When it comes to determining appropriate anesthetic doses, your anesthesia providers may be paying more attention to patient ASA ratings than they are to patient age. That's a concern, since older patients tend to be more susceptible to hypotension after induction, and to the resultant potential for complications.
When researchers at the Yale School of Medicine examined the records of 799 patients 65 years or older who'd had gastrointestinal surgeries, gynecologic-oncology procedures or thoracic procedures, they found that older patients with ASA ratings of 3 or 4 were given less propofol than younger patients, but that those with ratings of 1 or 2 were given the same doses as their younger counterparts. What's more, the doses were typically at the upper limit of recommended dosing for propofol, despite the fact that elderly patients were significantly more likely than younger patients to experience a significant drop in mean arterial pressure after induction. Additionally, average fentanyl doses given to older patients were significantly above the guideline-recommended dosing range.

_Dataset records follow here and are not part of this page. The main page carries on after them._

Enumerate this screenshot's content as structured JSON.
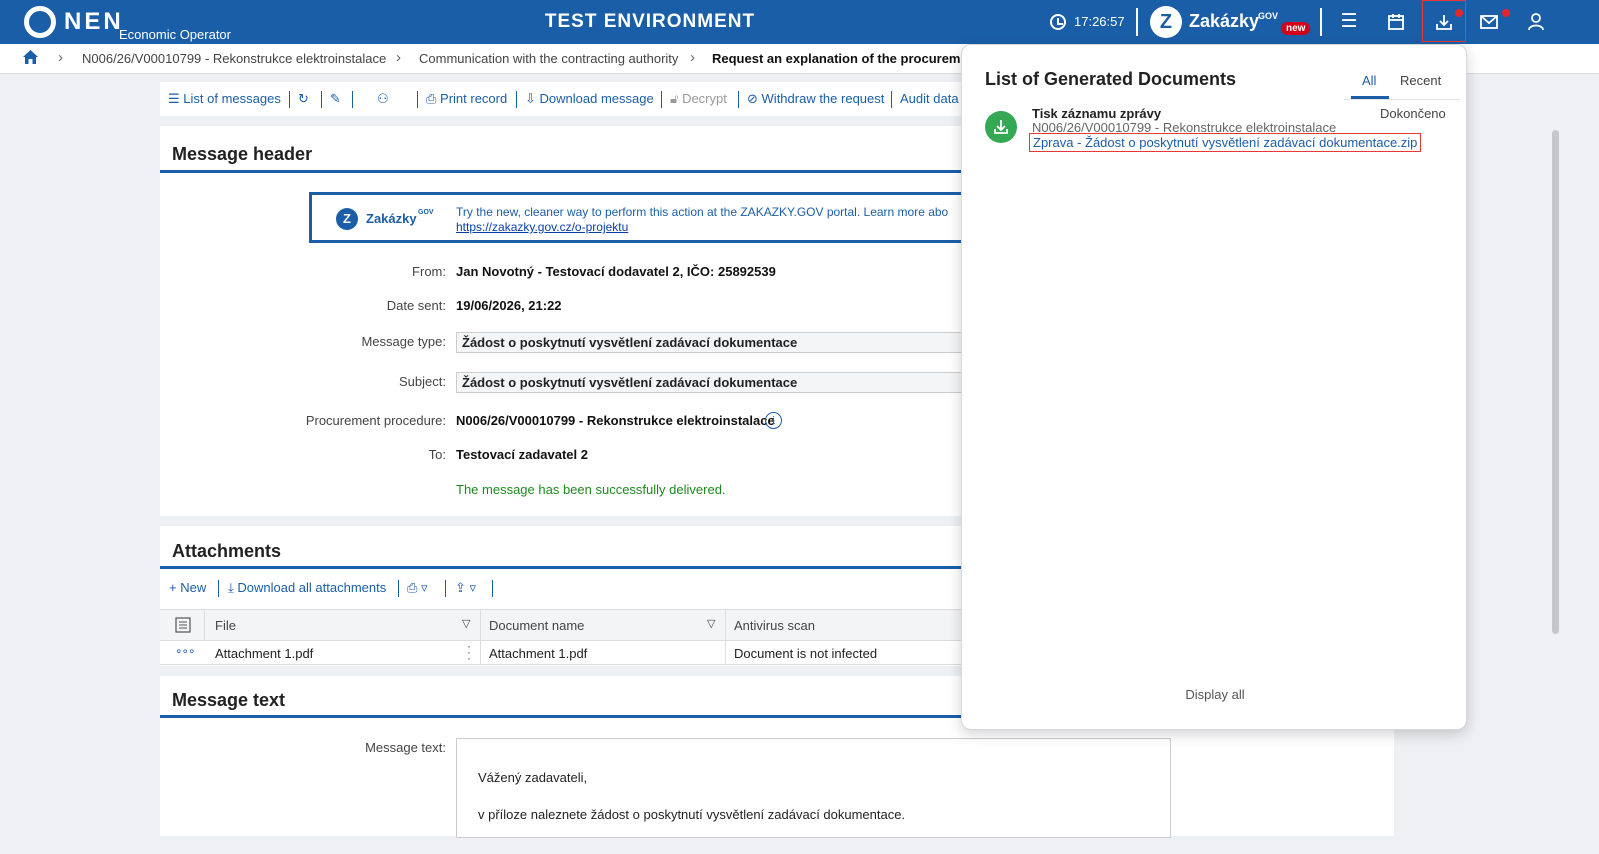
{
  "topbar": {
    "logo_text": "NEN",
    "logo_sub": "Economic Operator",
    "env_title": "TEST ENVIRONMENT",
    "clock": "17:26:57",
    "zakazky_brand": "Zakázky",
    "zakazky_gov": "GOV",
    "zakazky_new": "new",
    "icons": [
      "menu-icon",
      "calendar-icon",
      "download-icon",
      "mail-icon",
      "user-icon"
    ]
  },
  "breadcrumb": {
    "items": [
      "N006/26/V00010799 - Rekonstrukce elektroinstalace",
      "Communication with the contracting authority",
      "Request an explanation of the procurement d"
    ]
  },
  "toolbar": {
    "list_of_messages": "List of messages",
    "print_record": "Print record",
    "download_message": "Download message",
    "decrypt": "Decrypt",
    "withdraw_request": "Withdraw the request",
    "audit_data": "Audit data"
  },
  "message_header": {
    "title": "Message header",
    "promo": {
      "brand": "Zakázky",
      "brand_gov": "GOV",
      "text": "Try the new, cleaner way to perform this action at the ZAKAZKY.GOV portal. Learn more abo",
      "link": "https://zakazky.gov.cz/o-projektu"
    },
    "fields": {
      "from_label": "From:",
      "from_value": "Jan Novotný - Testovací dodavatel 2, IČO: 25892539",
      "date_label": "Date sent:",
      "date_value": "19/06/2026, 21:22",
      "type_label": "Message type:",
      "type_value": "Žádost o poskytnutí vysvětlení zadávací dokumentace",
      "subject_label": "Subject:",
      "subject_value": "Žádost o poskytnutí vysvětlení zadávací dokumentace",
      "procedure_label": "Procurement procedure:",
      "procedure_value": "N006/26/V00010799 - Rekonstrukce elektroinstalace",
      "to_label": "To:",
      "to_value": "Testovací zadavatel 2"
    },
    "success": "The message has been successfully delivered."
  },
  "attachments": {
    "title": "Attachments",
    "new_label": "New",
    "download_all": "Download all attachments",
    "columns": [
      "File",
      "Document name",
      "Antivirus scan"
    ],
    "rows": [
      {
        "file": "Attachment 1.pdf",
        "name": "Attachment 1.pdf",
        "scan": "Document is not infected"
      }
    ]
  },
  "message_text": {
    "title": "Message text",
    "label": "Message text:",
    "line1": "Vážený zadavateli,",
    "line2": "v příloze naleznete žádost o poskytnutí vysvětlení zadávací dokumentace."
  },
  "popup": {
    "title": "List of Generated Documents",
    "tab_all": "All",
    "tab_recent": "Recent",
    "doc": {
      "name": "Tisk záznamu zprávy",
      "status": "Dokončeno",
      "sub": "N006/26/V00010799 - Rekonstrukce elektroinstalace",
      "link": "Zprava - Žádost o poskytnutí vysvětlení zadávací dokumentace.zip"
    },
    "display_all": "Display all"
  },
  "colors": {
    "brand_blue": "#1b5ea8",
    "success_green": "#1e8a1e",
    "alert_red": "#e3262b"
  }
}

The researchers, who presented their findings (tinyurl.com/mn2ggwn) at last fall's annual meeting of the American Society of Anesthesiologists, concluded that objective assessment and additional dose adjustments are needed to yield "stable hemodynamics" in elderly patients.
Pain Pump Results May Vary
Continuous peripheral nerve catheters with pain pumps have a growing number of advocates, but 2 University of Chicago physicians are cautioning practitioners that "success and intervention rates may not match (those cited in) published studies." They point out that an oft-cited study (tinyurl.com/onndfbp) of 620 patients (in which only 4.2% required post-operative interventions) excluded patients with obstructive sleep apnea, cardiopulmonary issues, morbid obesity and chronic opioid use.
To evaluate the efficacy of their facility's catheter program, Tariq M. Malik, MD, and Sehar S. Gafoor, MD, conducted a 2-year retrospective analysis (tinyurl.com/ljvx95h) that turned out to be less encouraging. Of 334 patients, 314 were satisfied with the pain control the technique provided, but a total of 70 complications were reported, with 17 cases of premature removal of the catheter leading the way, followed by leakage (11), poor control (8) and primary failure (6). Additionally, 100 patients had questions that weren't answered by (or seen on) their written instructions, and 15 called the facility after hours.
There were also 4 cases of stuck catheters, 2 of which required skin exploration around the insertion site, and one reported hematoma. The take home: "Continuous peripheral nerve catheters provide a superior mode of analgesia," they say, "(but) our own experience shows that managing a patient with CPNC at home requires much attention and care."
Patients Prefer Phone Calls
If you assume patients would prefer to take care of their pre-anesthesia evaluations (PAEs) over the phone, rather than in person, you're right, and now there's data (tinyurl.com/jwem7lj) to back up that assumption. The University of Texas Medical Branch used to ask patients to come in for their PAEs. Then, came Hurricane Ike, in 2008, and, in its wake, devastation that required the facility to temporarily switch to phone-based information gathering. Not surprisingly, the question arose: Which did patients prefer?
The answer: An overwhelming majority (97%) of 75 surveyed patients said they preferred the ease and convenience of taking care of the assessment over the phone, regardless of how far they lived from the facility. The expressed preference was across the board, regardless of gender, age, type of surgery, type of anesthetic, admission status or education level. Folks simply preferred the phone, even those few who were ultimately dissatisfied with their anesthetic (primarily because of PONV).
Phone calls were also just as efficacious, say the researchers. None of the surveyed patients had surgical delays or cancellations.